In order for us, both Israelis and Palestinians, to make progress toward reconciliation, we need to learn to truly listen to each other’s needs and be willing to recognize our own shortcomings. The basic needs for mutual legitimization can be found in the speeches of both Netanyahu and Abbas. Words of peace can be found in both speeches, but words of good will quickly dissipate when they are not coupled with acts of good will. Instead of recognizing each other and respecting each other, they belittled and excluded each other. Instead of employing self-criticism, they criticized each other. We do not expect agreement or an easy fix, but as a result of experience, we do know that two opposing sides can come together with clashing opinions, learn to hear each other, respect each other, and make room for each other (even when disagreeing), and walk away committed to each other and to continued fellowship.
As believers we share a common faith and we are all called to repent of our sins and shortcomings and seek peace, but this does not preclude us from reading the Bible in light of our own historical narratives.
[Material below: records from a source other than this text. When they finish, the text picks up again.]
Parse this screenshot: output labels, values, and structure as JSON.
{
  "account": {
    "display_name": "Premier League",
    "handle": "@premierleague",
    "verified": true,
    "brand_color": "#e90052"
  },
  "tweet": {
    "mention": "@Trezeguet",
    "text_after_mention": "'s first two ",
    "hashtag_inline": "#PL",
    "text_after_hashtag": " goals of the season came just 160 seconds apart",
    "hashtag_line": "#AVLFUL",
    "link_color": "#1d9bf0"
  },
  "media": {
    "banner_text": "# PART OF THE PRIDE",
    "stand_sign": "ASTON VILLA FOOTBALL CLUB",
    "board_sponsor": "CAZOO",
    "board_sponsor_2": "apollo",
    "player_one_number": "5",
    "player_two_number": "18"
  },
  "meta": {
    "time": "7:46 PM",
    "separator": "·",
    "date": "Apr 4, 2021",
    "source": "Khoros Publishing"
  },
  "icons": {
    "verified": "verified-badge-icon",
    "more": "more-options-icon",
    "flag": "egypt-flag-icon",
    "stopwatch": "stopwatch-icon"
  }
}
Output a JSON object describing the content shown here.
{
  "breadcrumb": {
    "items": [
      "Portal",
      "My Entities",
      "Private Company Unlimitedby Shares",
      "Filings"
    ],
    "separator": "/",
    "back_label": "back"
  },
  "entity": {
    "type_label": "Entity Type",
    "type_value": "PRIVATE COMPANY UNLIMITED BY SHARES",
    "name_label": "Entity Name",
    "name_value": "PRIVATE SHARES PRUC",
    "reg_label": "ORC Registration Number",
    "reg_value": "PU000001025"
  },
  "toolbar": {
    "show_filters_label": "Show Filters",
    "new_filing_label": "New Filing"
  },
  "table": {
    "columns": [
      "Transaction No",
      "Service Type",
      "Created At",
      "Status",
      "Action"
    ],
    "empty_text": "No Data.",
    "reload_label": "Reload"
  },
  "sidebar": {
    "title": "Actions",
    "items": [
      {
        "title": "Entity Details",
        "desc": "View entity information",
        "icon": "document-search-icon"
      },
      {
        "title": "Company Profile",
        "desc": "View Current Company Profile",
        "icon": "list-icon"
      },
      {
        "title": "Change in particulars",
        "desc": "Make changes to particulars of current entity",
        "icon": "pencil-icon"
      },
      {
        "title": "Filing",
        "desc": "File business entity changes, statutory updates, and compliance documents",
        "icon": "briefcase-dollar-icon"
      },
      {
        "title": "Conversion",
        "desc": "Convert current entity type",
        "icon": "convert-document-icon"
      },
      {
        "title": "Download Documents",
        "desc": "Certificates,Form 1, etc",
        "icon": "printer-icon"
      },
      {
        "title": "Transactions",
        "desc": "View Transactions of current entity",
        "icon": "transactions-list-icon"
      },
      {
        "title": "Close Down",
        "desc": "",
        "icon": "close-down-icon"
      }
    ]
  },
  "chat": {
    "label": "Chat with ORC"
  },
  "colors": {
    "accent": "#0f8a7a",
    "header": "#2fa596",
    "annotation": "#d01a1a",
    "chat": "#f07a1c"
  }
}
When we are suffering, we often identify with Biblical figures that suffered, or turn to specific psalms recounting suffering. When we are successful, we often identify with the successes of certain Biblical figures, and repeat their words of joy. We can also read the Bible as an ethnic group, taking certain passages and using them for various purposes. We should apply Biblical passages to our own lives, but we have to be careful that we do not do this in isolation. We have to be careful not to read the Bible selectively, overlooking passages that may be uncomfortable to us. Above all, we are called to peace, love, and fellowship. We work for this every day and we hope you will continue to walk alongside us as we pursue peace, encourage love of our neighbors, and journey toward reconciliation.
By Salim J. Munayer
Edited by A. Ben-Shmuel